=== Section Start ===
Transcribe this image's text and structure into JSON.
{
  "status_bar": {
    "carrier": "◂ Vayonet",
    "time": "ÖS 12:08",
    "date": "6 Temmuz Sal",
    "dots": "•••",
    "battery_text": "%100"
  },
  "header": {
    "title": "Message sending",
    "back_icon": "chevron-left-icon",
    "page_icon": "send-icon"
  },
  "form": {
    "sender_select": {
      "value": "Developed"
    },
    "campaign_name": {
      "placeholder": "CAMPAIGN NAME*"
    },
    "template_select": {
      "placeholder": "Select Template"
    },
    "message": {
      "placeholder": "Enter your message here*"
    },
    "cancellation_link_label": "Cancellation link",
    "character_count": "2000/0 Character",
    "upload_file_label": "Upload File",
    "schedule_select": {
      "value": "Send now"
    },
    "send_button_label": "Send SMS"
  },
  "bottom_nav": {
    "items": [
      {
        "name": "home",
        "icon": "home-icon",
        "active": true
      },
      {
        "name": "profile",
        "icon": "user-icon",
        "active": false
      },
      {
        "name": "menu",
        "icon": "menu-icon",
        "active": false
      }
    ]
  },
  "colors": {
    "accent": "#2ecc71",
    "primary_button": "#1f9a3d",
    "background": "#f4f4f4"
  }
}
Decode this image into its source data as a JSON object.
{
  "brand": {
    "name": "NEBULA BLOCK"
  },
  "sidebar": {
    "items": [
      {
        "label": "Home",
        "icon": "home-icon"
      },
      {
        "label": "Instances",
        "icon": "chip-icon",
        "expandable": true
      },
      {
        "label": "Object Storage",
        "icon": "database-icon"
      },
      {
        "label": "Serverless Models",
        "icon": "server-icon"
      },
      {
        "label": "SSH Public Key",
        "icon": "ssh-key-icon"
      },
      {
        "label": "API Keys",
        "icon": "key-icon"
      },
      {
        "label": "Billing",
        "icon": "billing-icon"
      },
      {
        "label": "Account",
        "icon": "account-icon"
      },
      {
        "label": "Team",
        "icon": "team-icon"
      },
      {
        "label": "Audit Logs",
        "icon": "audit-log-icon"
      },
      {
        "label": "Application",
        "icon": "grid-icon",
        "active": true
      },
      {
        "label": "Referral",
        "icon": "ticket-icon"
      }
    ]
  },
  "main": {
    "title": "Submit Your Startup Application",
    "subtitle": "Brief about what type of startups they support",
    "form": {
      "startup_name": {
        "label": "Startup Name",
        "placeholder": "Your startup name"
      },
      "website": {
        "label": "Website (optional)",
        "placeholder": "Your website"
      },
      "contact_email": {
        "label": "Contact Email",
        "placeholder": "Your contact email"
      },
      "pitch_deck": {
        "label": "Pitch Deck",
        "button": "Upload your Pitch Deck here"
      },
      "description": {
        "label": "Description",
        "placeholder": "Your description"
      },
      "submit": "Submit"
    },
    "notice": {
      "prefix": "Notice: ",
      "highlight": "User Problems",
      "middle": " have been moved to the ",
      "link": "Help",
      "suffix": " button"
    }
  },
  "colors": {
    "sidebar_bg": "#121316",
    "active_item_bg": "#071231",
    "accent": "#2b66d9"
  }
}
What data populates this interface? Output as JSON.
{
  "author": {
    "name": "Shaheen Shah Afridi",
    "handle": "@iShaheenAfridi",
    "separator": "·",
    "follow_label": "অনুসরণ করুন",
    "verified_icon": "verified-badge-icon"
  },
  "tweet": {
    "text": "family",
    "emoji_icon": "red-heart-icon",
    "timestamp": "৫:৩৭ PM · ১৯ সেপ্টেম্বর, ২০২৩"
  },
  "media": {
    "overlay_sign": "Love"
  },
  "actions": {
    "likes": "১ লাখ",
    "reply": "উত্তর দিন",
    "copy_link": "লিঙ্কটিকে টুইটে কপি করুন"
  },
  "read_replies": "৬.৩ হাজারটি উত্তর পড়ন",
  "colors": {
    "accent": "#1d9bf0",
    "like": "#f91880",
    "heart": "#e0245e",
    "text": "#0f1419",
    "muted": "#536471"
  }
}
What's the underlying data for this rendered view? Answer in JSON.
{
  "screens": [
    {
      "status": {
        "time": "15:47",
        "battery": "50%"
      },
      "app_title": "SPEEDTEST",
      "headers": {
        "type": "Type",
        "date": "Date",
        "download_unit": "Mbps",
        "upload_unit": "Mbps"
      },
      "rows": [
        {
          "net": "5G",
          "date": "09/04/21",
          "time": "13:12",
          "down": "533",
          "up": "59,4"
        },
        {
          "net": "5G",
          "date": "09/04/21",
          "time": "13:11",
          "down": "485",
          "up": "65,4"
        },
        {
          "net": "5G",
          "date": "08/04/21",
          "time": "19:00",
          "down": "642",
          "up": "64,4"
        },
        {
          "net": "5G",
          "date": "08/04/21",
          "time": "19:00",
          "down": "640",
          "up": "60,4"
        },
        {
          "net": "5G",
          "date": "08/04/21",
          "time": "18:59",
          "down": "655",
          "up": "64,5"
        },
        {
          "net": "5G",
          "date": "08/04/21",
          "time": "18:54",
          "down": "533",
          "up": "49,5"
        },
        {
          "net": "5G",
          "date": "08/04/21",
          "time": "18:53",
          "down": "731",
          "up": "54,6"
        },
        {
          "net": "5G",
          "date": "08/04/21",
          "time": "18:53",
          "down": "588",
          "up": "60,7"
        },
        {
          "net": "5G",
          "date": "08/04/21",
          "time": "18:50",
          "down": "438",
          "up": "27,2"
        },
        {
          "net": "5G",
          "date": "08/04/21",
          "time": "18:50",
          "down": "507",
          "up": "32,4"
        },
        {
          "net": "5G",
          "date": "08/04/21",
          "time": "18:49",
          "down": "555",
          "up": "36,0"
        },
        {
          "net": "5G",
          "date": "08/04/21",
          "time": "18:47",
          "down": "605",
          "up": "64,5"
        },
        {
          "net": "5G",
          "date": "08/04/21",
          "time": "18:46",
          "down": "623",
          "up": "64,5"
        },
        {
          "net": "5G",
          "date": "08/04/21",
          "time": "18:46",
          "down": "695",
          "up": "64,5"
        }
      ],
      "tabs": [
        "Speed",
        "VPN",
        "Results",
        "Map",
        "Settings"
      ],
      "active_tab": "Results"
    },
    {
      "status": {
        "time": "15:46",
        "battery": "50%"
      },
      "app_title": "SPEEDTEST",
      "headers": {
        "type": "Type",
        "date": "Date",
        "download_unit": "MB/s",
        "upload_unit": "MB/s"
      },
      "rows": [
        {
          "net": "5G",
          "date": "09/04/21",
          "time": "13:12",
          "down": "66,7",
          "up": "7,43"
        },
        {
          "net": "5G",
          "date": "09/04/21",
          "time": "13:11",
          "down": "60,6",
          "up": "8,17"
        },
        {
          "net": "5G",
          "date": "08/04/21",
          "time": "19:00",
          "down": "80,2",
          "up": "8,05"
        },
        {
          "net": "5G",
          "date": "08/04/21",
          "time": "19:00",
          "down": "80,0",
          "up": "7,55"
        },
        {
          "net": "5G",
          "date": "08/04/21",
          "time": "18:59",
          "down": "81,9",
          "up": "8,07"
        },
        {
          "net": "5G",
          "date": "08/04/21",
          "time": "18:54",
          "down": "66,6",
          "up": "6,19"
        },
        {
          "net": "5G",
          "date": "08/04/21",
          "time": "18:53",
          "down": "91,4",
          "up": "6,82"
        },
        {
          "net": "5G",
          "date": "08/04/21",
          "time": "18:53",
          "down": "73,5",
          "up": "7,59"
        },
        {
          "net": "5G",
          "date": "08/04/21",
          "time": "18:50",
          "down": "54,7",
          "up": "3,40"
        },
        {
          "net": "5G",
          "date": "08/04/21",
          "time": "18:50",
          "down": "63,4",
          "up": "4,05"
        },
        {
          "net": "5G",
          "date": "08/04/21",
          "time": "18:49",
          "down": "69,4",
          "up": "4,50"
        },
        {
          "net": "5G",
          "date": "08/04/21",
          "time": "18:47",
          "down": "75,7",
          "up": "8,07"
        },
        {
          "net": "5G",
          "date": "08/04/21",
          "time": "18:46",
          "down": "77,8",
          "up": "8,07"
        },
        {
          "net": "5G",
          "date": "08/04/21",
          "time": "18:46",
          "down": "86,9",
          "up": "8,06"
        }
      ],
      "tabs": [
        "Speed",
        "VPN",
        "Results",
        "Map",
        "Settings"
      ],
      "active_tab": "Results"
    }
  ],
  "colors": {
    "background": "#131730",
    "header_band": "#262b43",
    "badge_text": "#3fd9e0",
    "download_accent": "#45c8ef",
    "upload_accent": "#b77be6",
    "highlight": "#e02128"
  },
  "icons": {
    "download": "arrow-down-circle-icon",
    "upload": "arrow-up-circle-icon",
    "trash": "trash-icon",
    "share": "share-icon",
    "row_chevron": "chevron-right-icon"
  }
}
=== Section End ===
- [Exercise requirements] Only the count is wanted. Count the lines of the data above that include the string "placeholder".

- [Exercise output] 7